I remember my first preschool classroom. I had spent the summer getting centers and their materials ready. I had visited thrift stores and garage sales, searching for special and unique items for each area. Antique rolling pins and cutting boards for the play dough area. Fabulous stainless steel teapots in the home living area. Wooden crates with lids for the construction area.
During open centers on the first day of school, I noticed Clara took the rolling pins out of the play dough area and into the home living area. At the same time, Jacob had taken one of the wooden crates to the art center to hold up his cardboard.
My first impulse was to stop this madness! Everything had a home. The rolling pins MUST stay with the play dough! And the wooden crates are for building with.
But as I watched materials being carried from one area of the classroom to another, I saw that every child had an intended use for the material. It was not random. It was purposeful.

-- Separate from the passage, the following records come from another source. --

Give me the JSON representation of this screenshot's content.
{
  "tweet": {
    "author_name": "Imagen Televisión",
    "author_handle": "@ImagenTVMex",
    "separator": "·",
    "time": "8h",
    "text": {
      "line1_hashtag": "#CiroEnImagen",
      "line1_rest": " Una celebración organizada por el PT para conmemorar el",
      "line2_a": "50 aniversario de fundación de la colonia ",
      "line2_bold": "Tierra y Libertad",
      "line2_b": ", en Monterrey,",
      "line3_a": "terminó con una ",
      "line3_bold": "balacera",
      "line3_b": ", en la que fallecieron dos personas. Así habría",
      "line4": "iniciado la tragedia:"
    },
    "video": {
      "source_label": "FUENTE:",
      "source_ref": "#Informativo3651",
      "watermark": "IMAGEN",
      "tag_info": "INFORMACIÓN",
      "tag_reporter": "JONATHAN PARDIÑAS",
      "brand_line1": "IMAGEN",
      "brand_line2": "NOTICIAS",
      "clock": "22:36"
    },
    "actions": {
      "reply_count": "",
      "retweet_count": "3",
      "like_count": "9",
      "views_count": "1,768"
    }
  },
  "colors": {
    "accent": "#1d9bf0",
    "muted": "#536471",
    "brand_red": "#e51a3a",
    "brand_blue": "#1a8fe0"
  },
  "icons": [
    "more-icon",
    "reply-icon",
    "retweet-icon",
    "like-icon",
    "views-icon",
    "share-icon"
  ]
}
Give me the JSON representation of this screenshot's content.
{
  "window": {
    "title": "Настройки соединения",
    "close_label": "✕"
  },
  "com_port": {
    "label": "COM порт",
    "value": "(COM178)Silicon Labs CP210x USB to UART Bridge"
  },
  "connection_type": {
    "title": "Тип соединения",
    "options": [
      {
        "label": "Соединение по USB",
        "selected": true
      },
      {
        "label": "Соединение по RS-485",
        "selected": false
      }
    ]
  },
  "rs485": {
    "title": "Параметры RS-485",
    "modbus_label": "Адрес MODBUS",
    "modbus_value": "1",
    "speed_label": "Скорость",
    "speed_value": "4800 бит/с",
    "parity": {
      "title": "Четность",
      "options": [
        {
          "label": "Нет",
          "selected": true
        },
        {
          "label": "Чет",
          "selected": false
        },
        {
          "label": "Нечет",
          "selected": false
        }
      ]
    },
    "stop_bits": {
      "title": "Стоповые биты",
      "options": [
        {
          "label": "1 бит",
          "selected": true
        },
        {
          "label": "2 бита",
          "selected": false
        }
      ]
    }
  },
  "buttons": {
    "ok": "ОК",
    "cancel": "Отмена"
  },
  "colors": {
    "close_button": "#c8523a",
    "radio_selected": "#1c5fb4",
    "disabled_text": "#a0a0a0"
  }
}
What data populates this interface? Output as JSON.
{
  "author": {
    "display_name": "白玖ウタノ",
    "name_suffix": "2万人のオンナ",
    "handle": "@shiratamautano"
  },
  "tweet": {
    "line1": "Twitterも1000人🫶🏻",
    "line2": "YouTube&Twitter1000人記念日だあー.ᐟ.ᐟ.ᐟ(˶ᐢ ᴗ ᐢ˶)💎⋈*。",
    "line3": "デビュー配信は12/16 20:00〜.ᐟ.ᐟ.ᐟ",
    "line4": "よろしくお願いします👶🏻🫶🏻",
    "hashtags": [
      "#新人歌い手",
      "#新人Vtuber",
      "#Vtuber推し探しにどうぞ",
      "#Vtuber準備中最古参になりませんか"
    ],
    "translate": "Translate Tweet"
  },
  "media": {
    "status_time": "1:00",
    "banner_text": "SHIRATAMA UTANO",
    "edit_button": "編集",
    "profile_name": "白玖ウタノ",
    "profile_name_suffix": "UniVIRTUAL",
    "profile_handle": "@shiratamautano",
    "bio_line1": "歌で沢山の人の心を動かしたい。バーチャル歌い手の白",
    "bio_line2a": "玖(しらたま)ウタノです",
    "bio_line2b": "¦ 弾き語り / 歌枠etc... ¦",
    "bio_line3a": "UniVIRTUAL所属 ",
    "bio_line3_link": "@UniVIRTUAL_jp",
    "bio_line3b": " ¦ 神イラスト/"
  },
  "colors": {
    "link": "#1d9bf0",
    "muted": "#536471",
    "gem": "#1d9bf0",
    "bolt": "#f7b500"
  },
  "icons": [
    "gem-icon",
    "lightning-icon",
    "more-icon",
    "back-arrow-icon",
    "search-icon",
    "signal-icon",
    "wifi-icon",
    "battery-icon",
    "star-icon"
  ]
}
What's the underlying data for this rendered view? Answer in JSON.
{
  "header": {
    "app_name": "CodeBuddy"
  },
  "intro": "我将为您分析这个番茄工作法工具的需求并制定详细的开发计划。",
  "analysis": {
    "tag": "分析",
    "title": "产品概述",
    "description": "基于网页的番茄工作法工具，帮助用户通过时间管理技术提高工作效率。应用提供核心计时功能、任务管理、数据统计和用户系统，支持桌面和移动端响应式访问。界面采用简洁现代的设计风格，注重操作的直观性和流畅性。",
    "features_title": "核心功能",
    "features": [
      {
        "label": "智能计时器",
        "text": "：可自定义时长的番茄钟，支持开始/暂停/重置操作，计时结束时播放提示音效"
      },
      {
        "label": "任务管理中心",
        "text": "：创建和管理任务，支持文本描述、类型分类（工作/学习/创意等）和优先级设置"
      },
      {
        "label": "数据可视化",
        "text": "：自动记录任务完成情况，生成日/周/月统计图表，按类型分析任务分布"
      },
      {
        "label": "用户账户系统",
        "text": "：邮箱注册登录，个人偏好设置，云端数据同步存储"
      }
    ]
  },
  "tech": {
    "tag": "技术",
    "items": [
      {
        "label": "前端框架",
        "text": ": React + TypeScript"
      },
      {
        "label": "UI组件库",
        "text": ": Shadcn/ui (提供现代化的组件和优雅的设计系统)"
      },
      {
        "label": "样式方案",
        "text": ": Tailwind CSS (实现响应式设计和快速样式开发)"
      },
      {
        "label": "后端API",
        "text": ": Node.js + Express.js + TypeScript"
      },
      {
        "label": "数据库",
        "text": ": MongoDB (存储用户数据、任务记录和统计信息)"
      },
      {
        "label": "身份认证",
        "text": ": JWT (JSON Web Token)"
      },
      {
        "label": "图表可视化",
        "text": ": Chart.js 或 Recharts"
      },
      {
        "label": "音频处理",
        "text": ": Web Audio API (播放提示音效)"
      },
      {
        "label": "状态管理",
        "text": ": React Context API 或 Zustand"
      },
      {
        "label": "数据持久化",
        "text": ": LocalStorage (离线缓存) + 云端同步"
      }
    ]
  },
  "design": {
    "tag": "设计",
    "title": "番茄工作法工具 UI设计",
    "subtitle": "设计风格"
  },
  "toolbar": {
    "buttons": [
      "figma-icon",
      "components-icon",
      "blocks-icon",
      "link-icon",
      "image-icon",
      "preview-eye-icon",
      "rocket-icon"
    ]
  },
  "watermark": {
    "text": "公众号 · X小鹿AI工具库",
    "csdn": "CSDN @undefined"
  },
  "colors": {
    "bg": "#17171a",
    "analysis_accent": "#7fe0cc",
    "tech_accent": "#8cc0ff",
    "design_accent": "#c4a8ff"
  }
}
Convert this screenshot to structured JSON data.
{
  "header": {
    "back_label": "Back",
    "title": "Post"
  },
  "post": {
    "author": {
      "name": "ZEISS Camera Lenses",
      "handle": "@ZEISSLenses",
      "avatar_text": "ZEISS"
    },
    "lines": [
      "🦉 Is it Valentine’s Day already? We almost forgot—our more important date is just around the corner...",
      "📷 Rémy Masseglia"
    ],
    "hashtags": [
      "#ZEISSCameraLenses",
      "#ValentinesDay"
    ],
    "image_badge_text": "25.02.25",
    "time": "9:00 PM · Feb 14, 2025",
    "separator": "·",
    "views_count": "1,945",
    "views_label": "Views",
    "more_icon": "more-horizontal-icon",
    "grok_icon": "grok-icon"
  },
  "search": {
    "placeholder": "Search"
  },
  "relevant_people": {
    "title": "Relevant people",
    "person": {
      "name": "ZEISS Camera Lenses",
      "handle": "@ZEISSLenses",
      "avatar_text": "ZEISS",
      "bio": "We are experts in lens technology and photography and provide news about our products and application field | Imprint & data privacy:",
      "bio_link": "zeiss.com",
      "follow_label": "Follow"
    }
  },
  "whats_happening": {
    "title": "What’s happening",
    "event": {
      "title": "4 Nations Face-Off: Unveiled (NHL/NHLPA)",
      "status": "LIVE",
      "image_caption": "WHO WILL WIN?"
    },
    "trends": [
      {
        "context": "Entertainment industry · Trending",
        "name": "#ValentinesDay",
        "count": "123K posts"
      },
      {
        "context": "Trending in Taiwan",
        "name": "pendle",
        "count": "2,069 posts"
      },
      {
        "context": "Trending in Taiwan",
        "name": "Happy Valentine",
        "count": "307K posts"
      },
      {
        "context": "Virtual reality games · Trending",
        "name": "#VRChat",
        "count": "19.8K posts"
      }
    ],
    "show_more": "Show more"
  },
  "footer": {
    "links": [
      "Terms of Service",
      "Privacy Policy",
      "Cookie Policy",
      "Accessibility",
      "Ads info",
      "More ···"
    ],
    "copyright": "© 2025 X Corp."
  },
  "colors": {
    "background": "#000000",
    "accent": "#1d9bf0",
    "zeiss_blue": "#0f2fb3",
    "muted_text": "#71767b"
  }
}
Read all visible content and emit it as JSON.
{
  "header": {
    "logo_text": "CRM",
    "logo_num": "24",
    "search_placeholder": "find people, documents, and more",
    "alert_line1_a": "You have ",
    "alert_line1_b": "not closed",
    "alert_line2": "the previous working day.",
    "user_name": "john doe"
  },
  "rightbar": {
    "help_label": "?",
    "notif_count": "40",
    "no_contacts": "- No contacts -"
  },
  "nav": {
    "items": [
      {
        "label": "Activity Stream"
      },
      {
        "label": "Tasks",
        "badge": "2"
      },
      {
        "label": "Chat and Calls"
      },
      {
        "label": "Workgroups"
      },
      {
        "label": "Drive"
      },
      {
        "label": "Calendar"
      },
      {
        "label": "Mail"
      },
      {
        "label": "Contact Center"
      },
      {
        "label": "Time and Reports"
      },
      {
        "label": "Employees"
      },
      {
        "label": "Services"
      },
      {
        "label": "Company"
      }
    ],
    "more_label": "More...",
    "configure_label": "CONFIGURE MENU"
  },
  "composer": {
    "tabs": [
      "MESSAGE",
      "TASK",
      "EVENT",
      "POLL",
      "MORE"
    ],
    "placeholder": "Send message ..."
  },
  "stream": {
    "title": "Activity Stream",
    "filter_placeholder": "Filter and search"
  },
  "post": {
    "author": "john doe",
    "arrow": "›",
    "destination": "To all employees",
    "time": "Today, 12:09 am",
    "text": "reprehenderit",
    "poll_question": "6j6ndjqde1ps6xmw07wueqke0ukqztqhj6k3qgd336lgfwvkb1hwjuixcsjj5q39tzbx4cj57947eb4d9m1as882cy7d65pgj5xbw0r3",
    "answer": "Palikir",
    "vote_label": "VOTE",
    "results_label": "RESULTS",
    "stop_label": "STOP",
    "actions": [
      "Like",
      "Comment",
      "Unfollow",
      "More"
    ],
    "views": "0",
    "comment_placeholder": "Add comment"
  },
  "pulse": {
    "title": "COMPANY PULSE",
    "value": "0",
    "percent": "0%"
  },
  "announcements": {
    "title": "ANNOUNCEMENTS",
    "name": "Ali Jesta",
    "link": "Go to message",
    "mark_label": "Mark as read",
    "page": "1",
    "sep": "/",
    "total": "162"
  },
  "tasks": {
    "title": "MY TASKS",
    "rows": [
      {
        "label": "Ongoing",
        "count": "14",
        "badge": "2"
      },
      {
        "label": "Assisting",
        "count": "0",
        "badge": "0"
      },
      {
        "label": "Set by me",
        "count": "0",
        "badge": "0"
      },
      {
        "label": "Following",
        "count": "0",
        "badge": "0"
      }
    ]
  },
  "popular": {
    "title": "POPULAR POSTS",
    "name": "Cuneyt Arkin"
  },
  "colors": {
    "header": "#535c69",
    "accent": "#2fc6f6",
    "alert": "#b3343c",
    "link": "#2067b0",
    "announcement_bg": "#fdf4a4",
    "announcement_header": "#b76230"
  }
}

The items carried into new areas were engaging children’s play.
One day, a few weeks later, the cross-pollination of materials was irritating me. I was uncomfortable as a new educator. No one else allowed it. What the heck was I thinking? I better stop this madness.
I promptly told the children they had to keep the materials where they “belonged” in their center “home.” I stood barking orders to return the classroom to its original tidy order.
Something happened that really surprised me. Children were fighting more. The classroom seemed off.
Jacob pulled at my hand.
“Mrs Haughey, can I take the wooden crate to the art center for today only? I really need it. I can’t do my art without it.”
There it was. I had imposed a constraint on the children’s thinking and ideas. I stopped all uses of materials that did not fit within the boundaries of certain materials that can only be used in specific centers.
Why would I want to stop the creativity, ideas, and possibilities in play when this was building essential neural pathways of flexible thinking and innovation?
So from that day on, I let them cross-pollinate.
Now, I have a feeling you might be thinking about one important logistics, in fact, the biggest issue – cleaning up. A “messier” classroom is a small price for the richer play that emerged.
Wondering where to start? Consider these first steps:
- The first step is to teach the children where everything belongs. I will often start the year with fewer materials and loose parts so we can return everything to its spot with more ease. Everything in the classroom has a home.
- Give time at the end of play for pick-up. Consider using visual labels to help children remember where materials belong.
- I like to tell the children they have the right to use the materials where they wish (except art materials). And with that right comes the responsibility for caring for that material by returning it to its home in the classroom.
- If cross-pollination overwhelms you, start with two areas and see how it goes. Construction center and Home Living are great cross-pollinators.
- Take it slow.